Feel good

Do your team feel good about doing a good job? It is a fairly straightforward question but like many a coaching question it is deeper and more complex than you might have at first realised.

What is a good job? How do you define it? How does the team define it? How does the individual define it? How does the business define it?  The chances are that the answers to all of these questions will be different, and if so you have a leadership challenge and a lack of alignment. There is also a strong possibility that neither you, nor the team nor the business will have stopped to define what a good job is. In which case, you also have a leadership opportunity to create alignment.

Assuming that you have put the time and effort into knowing and understanding what a good job is. What is your strategy for helping your team to feel good when they have done a good job? It probably won’t happen by accident and if they don’t feel good after having done a good job why would they strive to perform at that level again? So, do you have a strategy to accomplish this?

As bosses, we have an uncanny knack for missing the dozens of great things our colleagues do every day whilst at the same time managing to chew them out for every little thing they happen to get not quite right. It would be good to have a series of strategies to consciously help our colleagues feel good when they have done a good job.

That would necessarily mean helping them know when they have done a good job, which means being very clear about the expectations, here having a clear and unambiguous scoreboard always helps. Noticing and celebrating when a good job occurs is important too. Imagine someone has played a blinder today; They notice it, perhaps the team notices it too but the boss fails to notice it, how motivated do you think they will be tomorrow to perform to the same level? Everyone wants to be noticed, to feel important and if performing well doesn’t get the boss’s attention, well perhaps screwing up will. Screwing up is generally guaranteed to get the boss’s attention.

Having all the metrics, expectations and scoreboards in place and failing to notice, failing to celebrate and failing to help the people feel good is probably worse than not having the expectations in place at all.

Many years ago, working for a business, I used a phrase, probably way too often, that went ‘working hard for this company is like wetting yourself in a dark suit. It gives you a nice warm feeling but nobody notices.’. Does that describe how your people feel? Because to extend the metaphor that nice warm feeling very quickly becomes cold and uncomfortable and one that we don’t want to repeat.

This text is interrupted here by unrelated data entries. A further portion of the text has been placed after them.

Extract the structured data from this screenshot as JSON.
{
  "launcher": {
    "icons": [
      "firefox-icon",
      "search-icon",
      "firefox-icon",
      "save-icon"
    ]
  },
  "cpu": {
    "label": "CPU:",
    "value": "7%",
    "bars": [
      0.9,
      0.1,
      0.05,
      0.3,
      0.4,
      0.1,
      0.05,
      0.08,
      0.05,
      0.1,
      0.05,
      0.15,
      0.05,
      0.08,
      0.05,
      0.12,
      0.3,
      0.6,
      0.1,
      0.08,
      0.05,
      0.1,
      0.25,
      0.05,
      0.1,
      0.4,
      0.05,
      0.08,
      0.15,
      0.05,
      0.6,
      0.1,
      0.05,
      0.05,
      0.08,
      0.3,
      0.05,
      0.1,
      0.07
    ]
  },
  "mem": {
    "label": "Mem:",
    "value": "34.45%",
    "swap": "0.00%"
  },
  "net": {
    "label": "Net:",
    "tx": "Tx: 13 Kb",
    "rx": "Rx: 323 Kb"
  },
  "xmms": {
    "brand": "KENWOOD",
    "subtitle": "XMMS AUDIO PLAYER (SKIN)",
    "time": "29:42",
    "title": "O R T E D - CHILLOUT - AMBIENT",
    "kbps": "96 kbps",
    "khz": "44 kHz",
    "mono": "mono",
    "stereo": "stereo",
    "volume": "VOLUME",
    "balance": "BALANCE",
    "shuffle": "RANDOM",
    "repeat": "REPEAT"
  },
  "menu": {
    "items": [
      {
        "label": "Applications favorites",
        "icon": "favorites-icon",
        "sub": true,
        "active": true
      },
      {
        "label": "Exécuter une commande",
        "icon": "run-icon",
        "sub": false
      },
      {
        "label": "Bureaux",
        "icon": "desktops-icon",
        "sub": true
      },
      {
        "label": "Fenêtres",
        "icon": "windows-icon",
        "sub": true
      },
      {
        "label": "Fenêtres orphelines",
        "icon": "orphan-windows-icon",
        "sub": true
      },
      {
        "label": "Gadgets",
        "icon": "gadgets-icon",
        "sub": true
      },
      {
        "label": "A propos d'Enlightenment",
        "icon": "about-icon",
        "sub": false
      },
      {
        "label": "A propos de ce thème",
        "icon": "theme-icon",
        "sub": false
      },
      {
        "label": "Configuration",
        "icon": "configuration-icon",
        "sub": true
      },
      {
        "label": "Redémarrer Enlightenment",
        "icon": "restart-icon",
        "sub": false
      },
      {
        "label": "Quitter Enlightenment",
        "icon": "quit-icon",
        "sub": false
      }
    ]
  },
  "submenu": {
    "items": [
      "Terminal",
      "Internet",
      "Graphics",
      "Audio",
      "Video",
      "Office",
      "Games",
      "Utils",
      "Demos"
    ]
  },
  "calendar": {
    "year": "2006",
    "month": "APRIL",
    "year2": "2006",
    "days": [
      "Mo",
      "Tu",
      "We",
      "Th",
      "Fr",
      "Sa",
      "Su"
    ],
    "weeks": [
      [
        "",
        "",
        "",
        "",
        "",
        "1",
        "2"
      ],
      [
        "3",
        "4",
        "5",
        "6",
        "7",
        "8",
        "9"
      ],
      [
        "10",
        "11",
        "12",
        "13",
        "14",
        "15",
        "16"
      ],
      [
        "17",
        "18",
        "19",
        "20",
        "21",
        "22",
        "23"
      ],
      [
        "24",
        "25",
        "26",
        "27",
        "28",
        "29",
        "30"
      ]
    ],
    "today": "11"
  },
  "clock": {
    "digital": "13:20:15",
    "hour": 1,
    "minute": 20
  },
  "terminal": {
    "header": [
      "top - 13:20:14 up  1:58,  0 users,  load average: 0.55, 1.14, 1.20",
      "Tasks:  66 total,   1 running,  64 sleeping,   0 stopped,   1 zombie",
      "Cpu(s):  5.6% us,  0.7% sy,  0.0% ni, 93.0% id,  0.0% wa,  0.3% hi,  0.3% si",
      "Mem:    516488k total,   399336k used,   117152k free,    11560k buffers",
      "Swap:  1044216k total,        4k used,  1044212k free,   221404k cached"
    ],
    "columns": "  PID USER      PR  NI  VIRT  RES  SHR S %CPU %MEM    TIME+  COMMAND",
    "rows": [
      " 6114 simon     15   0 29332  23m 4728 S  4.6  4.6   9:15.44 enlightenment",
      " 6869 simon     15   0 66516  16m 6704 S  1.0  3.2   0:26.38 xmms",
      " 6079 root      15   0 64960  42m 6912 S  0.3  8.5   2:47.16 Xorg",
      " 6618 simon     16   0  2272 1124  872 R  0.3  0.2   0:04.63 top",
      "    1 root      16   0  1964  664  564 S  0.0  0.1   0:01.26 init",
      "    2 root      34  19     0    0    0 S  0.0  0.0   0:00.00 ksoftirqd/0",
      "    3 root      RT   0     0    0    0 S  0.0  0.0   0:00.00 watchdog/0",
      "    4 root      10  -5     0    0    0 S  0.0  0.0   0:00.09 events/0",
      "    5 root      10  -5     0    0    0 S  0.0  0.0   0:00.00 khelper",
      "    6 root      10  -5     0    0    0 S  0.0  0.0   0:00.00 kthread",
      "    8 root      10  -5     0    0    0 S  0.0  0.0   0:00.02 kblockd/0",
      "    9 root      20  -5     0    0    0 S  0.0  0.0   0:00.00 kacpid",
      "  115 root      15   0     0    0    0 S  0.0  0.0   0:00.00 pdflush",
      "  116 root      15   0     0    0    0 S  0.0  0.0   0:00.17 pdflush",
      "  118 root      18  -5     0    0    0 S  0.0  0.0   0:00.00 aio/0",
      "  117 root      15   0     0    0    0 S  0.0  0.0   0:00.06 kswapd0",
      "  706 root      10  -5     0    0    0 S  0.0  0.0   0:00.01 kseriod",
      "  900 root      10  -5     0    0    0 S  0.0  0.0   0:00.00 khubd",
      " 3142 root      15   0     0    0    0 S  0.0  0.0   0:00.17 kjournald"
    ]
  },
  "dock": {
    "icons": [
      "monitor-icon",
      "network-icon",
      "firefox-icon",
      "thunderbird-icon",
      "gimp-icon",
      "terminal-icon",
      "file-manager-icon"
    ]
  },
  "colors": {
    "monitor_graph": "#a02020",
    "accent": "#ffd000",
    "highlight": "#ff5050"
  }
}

Leading people isn’t easy, but it is easy to help people to feel good when they have done good work. The other truth is that by helping others to feel good, you can’t help but to feel good yourself.